The weekend after we moved, I took a ride down the river path, which runs the length of the city from end to end. Without my plankton net (which took a beating in the East river two weeks ago), I was limited to collecting from the shallows, but even with this limitation, I was unperturbed.
Central Michigan is in the midst of a drought right now, and the creeks feeding the river have receded in places into little more than swampy kettle ponds, thick with duckweed. Off in the woods, just visible from the main path, one of thee begged me for exploration. The signs of the drought were evident all around, from the lowered banks to the skeletons of fish suffocated in the lowered water.
Of course, life is virtually everywhere. Plenty of macroscopic creatures lived around the pond. When I stepped onto the mud flat, hundreds of frogs leaped into the water with a sound like a sudden rainstorm. Plenty of land snails (this key tells me it’s a slippery moss snail) enjoying the damp ground, and small American toads fresh out of the water.

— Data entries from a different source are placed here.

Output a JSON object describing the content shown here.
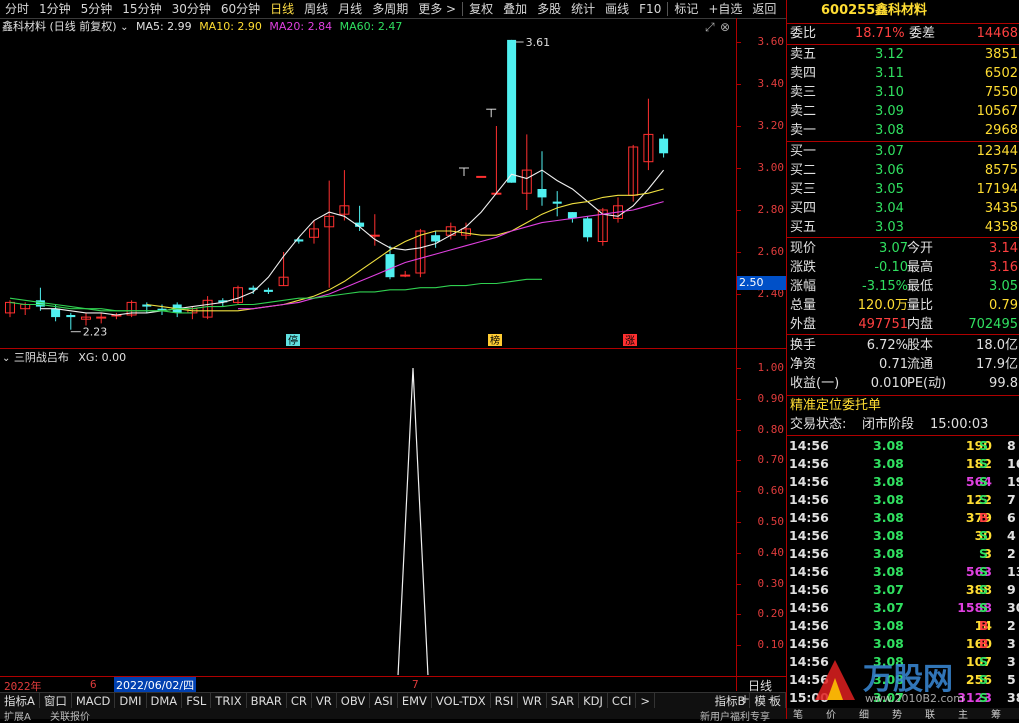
{
  "toolbar": {
    "items": [
      "分时",
      "1分钟",
      "5分钟",
      "15分钟",
      "30分钟",
      "60分钟",
      "日线",
      "周线",
      "月线",
      "多周期",
      "更多 >",
      "复权",
      "叠加",
      "多股",
      "统计",
      "画线",
      "F10",
      "标记",
      "+自选",
      "返回"
    ],
    "active": "日线"
  },
  "main_legend": {
    "title": "鑫科材料 (日线 前复权)",
    "ma5": "MA5: 2.99",
    "ma10": "MA10: 2.90",
    "ma20": "MA20: 2.84",
    "ma60": "MA60: 2.47"
  },
  "main_axis": [
    "3.60",
    "3.40",
    "3.20",
    "3.00",
    "2.80",
    "2.60",
    "2.40"
  ],
  "current_price_tag": "2.50",
  "annotations": {
    "high": "3.61",
    "low": "2.23",
    "tag1": "停",
    "tag2": "榜",
    "tag3": "涨"
  },
  "sub_legend": {
    "title": "三阴战吕布",
    "value": "XG: 0.00"
  },
  "sub_axis": [
    "1.00",
    "0.90",
    "0.80",
    "0.70",
    "0.60",
    "0.50",
    "0.40",
    "0.30",
    "0.20",
    "0.10"
  ],
  "date_bar": {
    "year": "2022年",
    "m1": "6",
    "date": "2022/06/02/四",
    "m2": "7",
    "period": "日线"
  },
  "indicator_tabs": [
    "指标A",
    "窗口",
    "MACD",
    "DMI",
    "DMA",
    "FSL",
    "TRIX",
    "BRAR",
    "CR",
    "VR",
    "OBV",
    "ASI",
    "EMV",
    "VOL-TDX",
    "RSI",
    "WR",
    "SAR",
    "KDJ",
    "CCI",
    ">",
    "指标B",
    "模 板"
  ],
  "status_bar": {
    "left": "扩展A",
    "mid": "关联报价",
    "right": "新用户福利专享"
  },
  "quote": {
    "code": "600255",
    "name": "鑫科材料",
    "webi_label": "委比",
    "webi": "18.71%",
    "wecha_label": "委差",
    "wecha": "14468",
    "asks": [
      {
        "label": "卖五",
        "price": "3.12",
        "vol": "3851"
      },
      {
        "label": "卖四",
        "price": "3.11",
        "vol": "6502"
      },
      {
        "label": "卖三",
        "price": "3.10",
        "vol": "7550"
      },
      {
        "label": "卖二",
        "price": "3.09",
        "vol": "10567"
      },
      {
        "label": "卖一",
        "price": "3.08",
        "vol": "2968"
      }
    ],
    "bids": [
      {
        "label": "买一",
        "price": "3.07",
        "vol": "12344"
      },
      {
        "label": "买二",
        "price": "3.06",
        "vol": "8575"
      },
      {
        "label": "买三",
        "price": "3.05",
        "vol": "17194"
      },
      {
        "label": "买四",
        "price": "3.04",
        "vol": "3435"
      },
      {
        "label": "买五",
        "price": "3.03",
        "vol": "4358"
      }
    ],
    "stats": [
      {
        "l1": "现价",
        "v1": "3.07",
        "c1": "green",
        "l2": "今开",
        "v2": "3.14",
        "c2": "red"
      },
      {
        "l1": "涨跌",
        "v1": "-0.10",
        "c1": "green",
        "l2": "最高",
        "v2": "3.16",
        "c2": "red"
      },
      {
        "l1": "涨幅",
        "v1": "-3.15%",
        "c1": "green",
        "l2": "最低",
        "v2": "3.05",
        "c2": "green"
      },
      {
        "l1": "总量",
        "v1": "120.0万",
        "c1": "yellow",
        "l2": "量比",
        "v2": "0.79",
        "c2": "yellow"
      },
      {
        "l1": "外盘",
        "v1": "497751",
        "c1": "red",
        "l2": "内盘",
        "v2": "702495",
        "c2": "green"
      }
    ],
    "stats2": [
      {
        "l1": "换手",
        "v1": "6.72%",
        "l2": "股本",
        "v2": "18.0亿"
      },
      {
        "l1": "净资",
        "v1": "0.71",
        "l2": "流通",
        "v2": "17.9亿"
      },
      {
        "l1": "收益(一)",
        "v1": "0.010",
        "l2": "PE(动)",
        "v2": "99.8"
      }
    ],
    "order_title": "精准定位委托单",
    "trade_status_label": "交易状态:",
    "trade_status": "闭市阶段",
    "trade_time": "15:00:03",
    "ticks": [
      {
        "t": "14:56",
        "p": "3.08",
        "v": "190",
        "vc": "yellow",
        "d": "S",
        "n": "8"
      },
      {
        "t": "14:56",
        "p": "3.08",
        "v": "182",
        "vc": "yellow",
        "d": "S",
        "n": "16"
      },
      {
        "t": "14:56",
        "p": "3.08",
        "v": "564",
        "vc": "magenta",
        "d": "S",
        "n": "19"
      },
      {
        "t": "14:56",
        "p": "3.08",
        "v": "122",
        "vc": "yellow",
        "d": "S",
        "n": "7"
      },
      {
        "t": "14:56",
        "p": "3.08",
        "v": "379",
        "vc": "yellow",
        "d": "B",
        "n": "6"
      },
      {
        "t": "14:56",
        "p": "3.08",
        "v": "30",
        "vc": "yellow",
        "d": "S",
        "n": "4"
      },
      {
        "t": "14:56",
        "p": "3.08",
        "v": "3",
        "vc": "yellow",
        "d": "S",
        "n": "2"
      },
      {
        "t": "14:56",
        "p": "3.08",
        "v": "563",
        "vc": "magenta",
        "d": "S",
        "n": "13"
      },
      {
        "t": "14:56",
        "p": "3.07",
        "v": "388",
        "vc": "yellow",
        "d": "S",
        "n": "9"
      },
      {
        "t": "14:56",
        "p": "3.07",
        "v": "1588",
        "vc": "magenta",
        "d": "S",
        "n": "30"
      },
      {
        "t": "14:56",
        "p": "3.08",
        "v": "14",
        "vc": "yellow",
        "d": "B",
        "n": "2"
      },
      {
        "t": "14:56",
        "p": "3.08",
        "v": "160",
        "vc": "yellow",
        "d": "B",
        "n": "3"
      },
      {
        "t": "14:56",
        "p": "3.08",
        "v": "107",
        "vc": "yellow",
        "d": "S",
        "n": "3"
      },
      {
        "t": "14:56",
        "p": "3.08",
        "v": "256",
        "vc": "yellow",
        "d": "S",
        "n": "5"
      },
      {
        "t": "15:00",
        "p": "3.07",
        "v": "3123",
        "vc": "magenta",
        "d": "S",
        "n": "385"
      }
    ],
    "bottom_tabs": [
      "笔",
      "价",
      "细",
      "势",
      "联",
      "主",
      "筹"
    ]
  },
  "watermark": {
    "brand": "万股网",
    "url": "www.2010B2.com"
  }
}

Of course, the water was home to plenty of smaller creatures, as well. I climbed out onto a fallen tree for a sample of the water from the middle of the pond, and scuttled back across the muddy banks and the buggy air to see what I had. Right away, the hurried movement of water bugs was evident, along with the irregular jerk of copepods. And of course, unavoidably, duckweed.
A sample taken in the eyedropper at home revealed to me the myriad creatures living around this simple plant. Rotifers abound in the water. Which should really be no surprise given how ubiquitous they’ve been in most water samples I’ve gotten (even in marine samples, despite the supposed rarity of marine rotifers).
In this case I’m fascinated by the way it seems to use its foot to anchor itself to the duckweed as it crawls around, and then lets go and drifts off toward the next granular plant. Even at their small size, the relative enormity of the duckweeds make them fantastic structures for the creatures in the microcosmos to latch onto. We can see in these videos examples of diatoms using them, as well as this vorticella that has anchored itself to the duckweed.
Possibly the strangest of the things I found was this creature.
I think it’s a sessile rotifer of some kind, but I can’t be sure. The depth and density of the duckweed made it hard to get a good consistent focus on it, too. I’ll have to dive back into my sample soon and see if I can figure this one out. In the meantime, it’s good to know that no matter how bad a place may smell, the creatures that can be found there will always be interesting to look at.